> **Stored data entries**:
▬▬▬▬▬▬

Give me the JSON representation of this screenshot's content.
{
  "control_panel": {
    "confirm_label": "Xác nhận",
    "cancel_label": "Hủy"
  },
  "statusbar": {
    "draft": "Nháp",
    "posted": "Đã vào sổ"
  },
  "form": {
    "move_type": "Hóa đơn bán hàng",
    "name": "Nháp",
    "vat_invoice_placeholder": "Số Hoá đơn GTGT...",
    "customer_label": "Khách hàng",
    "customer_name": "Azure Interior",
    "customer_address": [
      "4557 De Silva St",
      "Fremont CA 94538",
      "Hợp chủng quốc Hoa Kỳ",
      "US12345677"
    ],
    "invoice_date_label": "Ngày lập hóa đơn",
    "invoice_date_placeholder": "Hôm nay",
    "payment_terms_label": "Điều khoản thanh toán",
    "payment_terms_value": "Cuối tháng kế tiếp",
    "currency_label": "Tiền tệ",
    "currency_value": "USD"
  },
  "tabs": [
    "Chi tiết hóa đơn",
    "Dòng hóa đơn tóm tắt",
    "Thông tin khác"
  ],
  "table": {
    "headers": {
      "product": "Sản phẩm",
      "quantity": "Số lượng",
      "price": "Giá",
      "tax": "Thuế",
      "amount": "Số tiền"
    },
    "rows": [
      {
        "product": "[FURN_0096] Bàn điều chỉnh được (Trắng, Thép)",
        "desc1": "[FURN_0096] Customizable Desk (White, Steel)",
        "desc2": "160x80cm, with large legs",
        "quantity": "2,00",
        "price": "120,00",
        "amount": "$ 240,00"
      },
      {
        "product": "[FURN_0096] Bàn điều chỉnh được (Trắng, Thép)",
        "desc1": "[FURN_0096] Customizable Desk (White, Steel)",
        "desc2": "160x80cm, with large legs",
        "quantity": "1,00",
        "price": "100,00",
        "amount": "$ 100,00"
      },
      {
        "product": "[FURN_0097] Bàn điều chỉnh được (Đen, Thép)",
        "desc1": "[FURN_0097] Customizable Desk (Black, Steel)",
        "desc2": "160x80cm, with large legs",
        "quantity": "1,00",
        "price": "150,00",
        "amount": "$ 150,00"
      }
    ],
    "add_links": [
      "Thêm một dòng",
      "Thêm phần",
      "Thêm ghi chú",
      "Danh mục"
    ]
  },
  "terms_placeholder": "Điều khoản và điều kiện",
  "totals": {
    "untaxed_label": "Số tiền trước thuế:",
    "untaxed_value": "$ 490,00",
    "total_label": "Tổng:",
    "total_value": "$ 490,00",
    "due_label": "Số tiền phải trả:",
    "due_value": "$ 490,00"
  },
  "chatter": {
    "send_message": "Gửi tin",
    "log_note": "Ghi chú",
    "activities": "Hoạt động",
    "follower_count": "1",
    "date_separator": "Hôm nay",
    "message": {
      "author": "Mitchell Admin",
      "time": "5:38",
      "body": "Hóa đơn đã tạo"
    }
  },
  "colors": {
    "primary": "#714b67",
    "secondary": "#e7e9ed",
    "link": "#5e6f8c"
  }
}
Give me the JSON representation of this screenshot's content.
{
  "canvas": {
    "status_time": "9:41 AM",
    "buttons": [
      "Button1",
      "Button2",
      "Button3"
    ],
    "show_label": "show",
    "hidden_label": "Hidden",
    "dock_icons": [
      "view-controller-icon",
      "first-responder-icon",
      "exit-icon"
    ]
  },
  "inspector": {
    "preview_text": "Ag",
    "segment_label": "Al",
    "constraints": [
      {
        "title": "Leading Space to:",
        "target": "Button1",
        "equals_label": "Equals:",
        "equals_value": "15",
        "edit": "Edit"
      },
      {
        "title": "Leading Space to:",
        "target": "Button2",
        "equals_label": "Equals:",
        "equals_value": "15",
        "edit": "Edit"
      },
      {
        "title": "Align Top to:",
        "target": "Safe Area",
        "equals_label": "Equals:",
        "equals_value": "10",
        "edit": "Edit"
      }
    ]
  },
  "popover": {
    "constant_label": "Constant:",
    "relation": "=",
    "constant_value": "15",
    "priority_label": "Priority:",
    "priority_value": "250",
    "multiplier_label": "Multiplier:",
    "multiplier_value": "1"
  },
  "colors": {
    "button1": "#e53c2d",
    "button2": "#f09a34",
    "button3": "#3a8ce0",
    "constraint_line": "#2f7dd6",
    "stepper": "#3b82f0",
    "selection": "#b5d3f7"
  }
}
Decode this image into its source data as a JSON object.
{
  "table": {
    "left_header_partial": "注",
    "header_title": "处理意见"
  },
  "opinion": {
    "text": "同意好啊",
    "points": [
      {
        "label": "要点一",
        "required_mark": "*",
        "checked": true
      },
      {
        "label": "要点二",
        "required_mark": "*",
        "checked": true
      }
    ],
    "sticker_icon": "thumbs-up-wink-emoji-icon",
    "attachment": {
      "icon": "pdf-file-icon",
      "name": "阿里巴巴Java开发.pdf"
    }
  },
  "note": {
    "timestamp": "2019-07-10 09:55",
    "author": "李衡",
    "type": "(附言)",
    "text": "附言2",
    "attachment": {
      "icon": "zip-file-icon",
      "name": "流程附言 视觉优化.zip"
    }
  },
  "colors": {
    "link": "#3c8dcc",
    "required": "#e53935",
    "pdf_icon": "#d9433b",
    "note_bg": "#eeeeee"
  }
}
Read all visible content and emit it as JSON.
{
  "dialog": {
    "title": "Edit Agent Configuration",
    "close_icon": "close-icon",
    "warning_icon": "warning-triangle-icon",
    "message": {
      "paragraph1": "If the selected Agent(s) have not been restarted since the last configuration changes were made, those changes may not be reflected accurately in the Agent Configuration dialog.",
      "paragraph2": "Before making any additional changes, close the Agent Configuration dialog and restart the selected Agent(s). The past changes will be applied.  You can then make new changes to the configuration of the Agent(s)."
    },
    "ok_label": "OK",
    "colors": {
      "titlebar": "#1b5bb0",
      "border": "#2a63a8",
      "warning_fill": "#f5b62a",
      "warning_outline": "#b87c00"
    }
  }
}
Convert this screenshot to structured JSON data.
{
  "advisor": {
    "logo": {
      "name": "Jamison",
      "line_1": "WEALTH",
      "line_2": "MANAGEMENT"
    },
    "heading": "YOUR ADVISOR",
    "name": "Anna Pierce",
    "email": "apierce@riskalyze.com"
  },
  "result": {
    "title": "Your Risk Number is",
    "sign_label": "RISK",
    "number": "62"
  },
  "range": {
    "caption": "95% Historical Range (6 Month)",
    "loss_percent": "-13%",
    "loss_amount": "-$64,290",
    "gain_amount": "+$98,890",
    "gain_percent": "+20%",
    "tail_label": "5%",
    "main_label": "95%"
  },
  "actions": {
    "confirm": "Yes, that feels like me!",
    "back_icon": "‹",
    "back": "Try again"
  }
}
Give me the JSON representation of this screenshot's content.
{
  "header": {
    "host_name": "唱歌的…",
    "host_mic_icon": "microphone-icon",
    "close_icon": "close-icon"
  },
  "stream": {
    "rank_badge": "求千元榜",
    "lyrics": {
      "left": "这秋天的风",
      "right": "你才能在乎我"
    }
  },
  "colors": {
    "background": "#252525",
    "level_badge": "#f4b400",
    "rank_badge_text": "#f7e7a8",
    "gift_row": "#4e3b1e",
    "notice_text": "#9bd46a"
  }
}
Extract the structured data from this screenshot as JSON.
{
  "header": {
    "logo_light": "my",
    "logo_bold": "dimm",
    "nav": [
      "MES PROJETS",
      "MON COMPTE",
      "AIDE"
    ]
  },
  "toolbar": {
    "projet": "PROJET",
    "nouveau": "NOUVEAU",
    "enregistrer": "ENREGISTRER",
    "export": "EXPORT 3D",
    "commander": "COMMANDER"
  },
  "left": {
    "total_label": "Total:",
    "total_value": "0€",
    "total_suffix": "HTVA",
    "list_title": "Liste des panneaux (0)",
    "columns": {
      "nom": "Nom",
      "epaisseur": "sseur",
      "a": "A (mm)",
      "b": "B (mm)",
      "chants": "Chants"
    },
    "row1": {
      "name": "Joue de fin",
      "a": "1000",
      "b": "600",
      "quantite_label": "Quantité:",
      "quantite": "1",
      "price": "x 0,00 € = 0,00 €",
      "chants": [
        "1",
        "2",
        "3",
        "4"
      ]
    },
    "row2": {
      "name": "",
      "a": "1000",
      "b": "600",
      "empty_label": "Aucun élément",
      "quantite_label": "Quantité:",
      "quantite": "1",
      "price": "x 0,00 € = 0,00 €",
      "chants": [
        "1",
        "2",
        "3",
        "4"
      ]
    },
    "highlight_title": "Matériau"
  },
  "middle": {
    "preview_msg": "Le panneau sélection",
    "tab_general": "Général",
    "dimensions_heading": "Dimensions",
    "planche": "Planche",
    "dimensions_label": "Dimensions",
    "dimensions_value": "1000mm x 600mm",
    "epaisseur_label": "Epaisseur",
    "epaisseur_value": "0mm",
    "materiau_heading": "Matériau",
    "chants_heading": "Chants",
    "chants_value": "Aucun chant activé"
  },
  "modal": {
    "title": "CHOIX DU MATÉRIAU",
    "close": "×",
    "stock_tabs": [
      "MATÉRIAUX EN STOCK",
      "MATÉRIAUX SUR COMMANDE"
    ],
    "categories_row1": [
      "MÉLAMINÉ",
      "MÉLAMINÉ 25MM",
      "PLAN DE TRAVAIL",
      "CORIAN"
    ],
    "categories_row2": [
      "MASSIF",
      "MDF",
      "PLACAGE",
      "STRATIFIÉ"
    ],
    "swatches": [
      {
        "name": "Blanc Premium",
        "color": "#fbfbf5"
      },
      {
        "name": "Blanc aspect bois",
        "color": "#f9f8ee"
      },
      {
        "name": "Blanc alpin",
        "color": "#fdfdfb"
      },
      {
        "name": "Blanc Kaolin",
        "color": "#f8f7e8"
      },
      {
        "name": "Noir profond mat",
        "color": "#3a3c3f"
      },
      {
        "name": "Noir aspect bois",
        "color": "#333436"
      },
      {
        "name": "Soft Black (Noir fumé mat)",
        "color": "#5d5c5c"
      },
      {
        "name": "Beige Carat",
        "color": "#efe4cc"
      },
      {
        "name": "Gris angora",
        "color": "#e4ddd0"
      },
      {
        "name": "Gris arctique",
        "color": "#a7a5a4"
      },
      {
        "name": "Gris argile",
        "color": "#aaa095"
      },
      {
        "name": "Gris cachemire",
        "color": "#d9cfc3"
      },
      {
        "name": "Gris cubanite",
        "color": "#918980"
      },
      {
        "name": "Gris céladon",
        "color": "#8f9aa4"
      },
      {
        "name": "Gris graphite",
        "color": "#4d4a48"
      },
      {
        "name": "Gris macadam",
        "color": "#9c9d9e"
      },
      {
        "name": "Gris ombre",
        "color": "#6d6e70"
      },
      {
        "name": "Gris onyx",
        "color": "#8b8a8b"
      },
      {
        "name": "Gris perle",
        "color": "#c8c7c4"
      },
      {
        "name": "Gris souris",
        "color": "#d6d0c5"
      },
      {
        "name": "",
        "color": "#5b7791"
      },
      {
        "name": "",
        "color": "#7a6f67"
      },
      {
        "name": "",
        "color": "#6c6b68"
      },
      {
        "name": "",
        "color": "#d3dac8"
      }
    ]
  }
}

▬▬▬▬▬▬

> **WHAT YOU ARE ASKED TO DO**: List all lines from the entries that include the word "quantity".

> **ANSWER TO THE PROBLEM**:
      "quantity": "Số lượng",
        "quantity": "2,00",
        "quantity": "1,00",
        "quantity": "1,00",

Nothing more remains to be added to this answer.